Dry-withering, waste my foamy streams,
 And drink my crystal tide.
1 The lightly-jumping, glowrin’ trouts, That thro’ my waters play, If, in their random, wanton spouts, They near the margin stray; If, hapless chance! they linger lang, I’m scorching up so shallow, They’re left the whitening stanes amang, In gasping death to wallow.
Last day I grat wi’ spite and teen, As poet Burns came by.
That, to a bard, I should be seen Wi’ half my channel dry; A panegyric rhyme, I ween, Ev’n as I was, he shor’d me; But had I in my glory been, He, kneeling, wad ador’d me.
Here, foaming down the skelvy rocks, In twisting strength I rin; There, high my boiling torrent smokes, Wild-roaring o’er a linn: Enjoying each large spring and well, As Nature gave them me, I am, altho’ I say’t mysel’, Worth gaun a mile to see.
Would then my noble master please To grant my highest wishes, He’ll shade my banks wi’ tow’ring trees, And bonie spreading bushes.
Delighted doubly then, my lord, You’ll wander on my banks, And listen mony a grateful bird Return you tuneful thanks.
The sober lav’rock, warbling wild, Shall to the skies aspire; The gowdspink, Music’s gayest child, Shall sweetly join the choir; The blackbird strong, the lintwhite clear, The mavis mild and mellow; The robin pensive Autumn cheer, In all her locks of yellow.
This, too, a covert shall ensure, To shield them from the storm; And coward maukin sleep secure, Low in her grassy form: Here shall the shepherd make his seat, To weave his crown of flow’rs; Or find a shelt’ring, safe retreat, From prone-descending show’rs.

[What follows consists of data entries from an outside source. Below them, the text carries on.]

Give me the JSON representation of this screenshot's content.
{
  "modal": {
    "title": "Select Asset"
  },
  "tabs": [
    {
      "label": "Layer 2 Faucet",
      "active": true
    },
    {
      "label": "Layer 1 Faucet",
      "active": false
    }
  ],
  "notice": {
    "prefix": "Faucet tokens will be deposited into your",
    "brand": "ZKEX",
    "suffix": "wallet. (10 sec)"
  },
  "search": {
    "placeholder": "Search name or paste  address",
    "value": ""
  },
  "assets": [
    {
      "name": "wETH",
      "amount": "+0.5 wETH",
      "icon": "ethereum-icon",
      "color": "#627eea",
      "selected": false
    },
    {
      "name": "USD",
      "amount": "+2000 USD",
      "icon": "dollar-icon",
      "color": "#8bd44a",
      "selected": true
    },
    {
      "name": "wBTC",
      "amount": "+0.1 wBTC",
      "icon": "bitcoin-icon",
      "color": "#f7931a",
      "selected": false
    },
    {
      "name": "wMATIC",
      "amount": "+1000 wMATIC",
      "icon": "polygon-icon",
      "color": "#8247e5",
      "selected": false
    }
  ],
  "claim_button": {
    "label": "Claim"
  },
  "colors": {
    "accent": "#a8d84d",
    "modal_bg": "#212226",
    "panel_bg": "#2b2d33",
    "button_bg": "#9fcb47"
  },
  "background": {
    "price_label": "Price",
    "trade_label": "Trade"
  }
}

And here, by sweet, endearing stealth, Shall meet the loving pair, Despising worlds, with all their wealth, As empty idle care; The flow’rs shall vie in all their charms, The hour of heav’n to grace; And birks extend their fragrant arms To screen the dear embrace.
Here haply too, at vernal dawn, Some musing bard may stray, And eye the smoking, dewy lawn, And misty mountain grey; Or, by the reaper’s nightly beam, Mild-chequering thro’ the trees, Rave to my darkly dashing stream, Hoarse-swelling on the breeze.
Let lofty firs, and ashes cool, My lowly banks o’erspread, And view, deep-bending in the pool, Their shadow’s wat’ry bed: Let fragrant birks, in woodbines drest, My craggy cliffs adorn; And, for the little songster’s nest, The close embow’ring thorn.
So may old Scotia’s darling hope, Your little angel band Spring, like their fathers, up to prop Their honour’d native land! So may, thro’ Albion’s farthest ken, To social-flowing glasses, The grace be—“Athole’s honest men, And Athole’s bonie lasses!” Note 1.
Bruar Falls, in Athole, are exceedingly picturesque and beautiful; but their effect is much impaired by the want of trees and shrubs.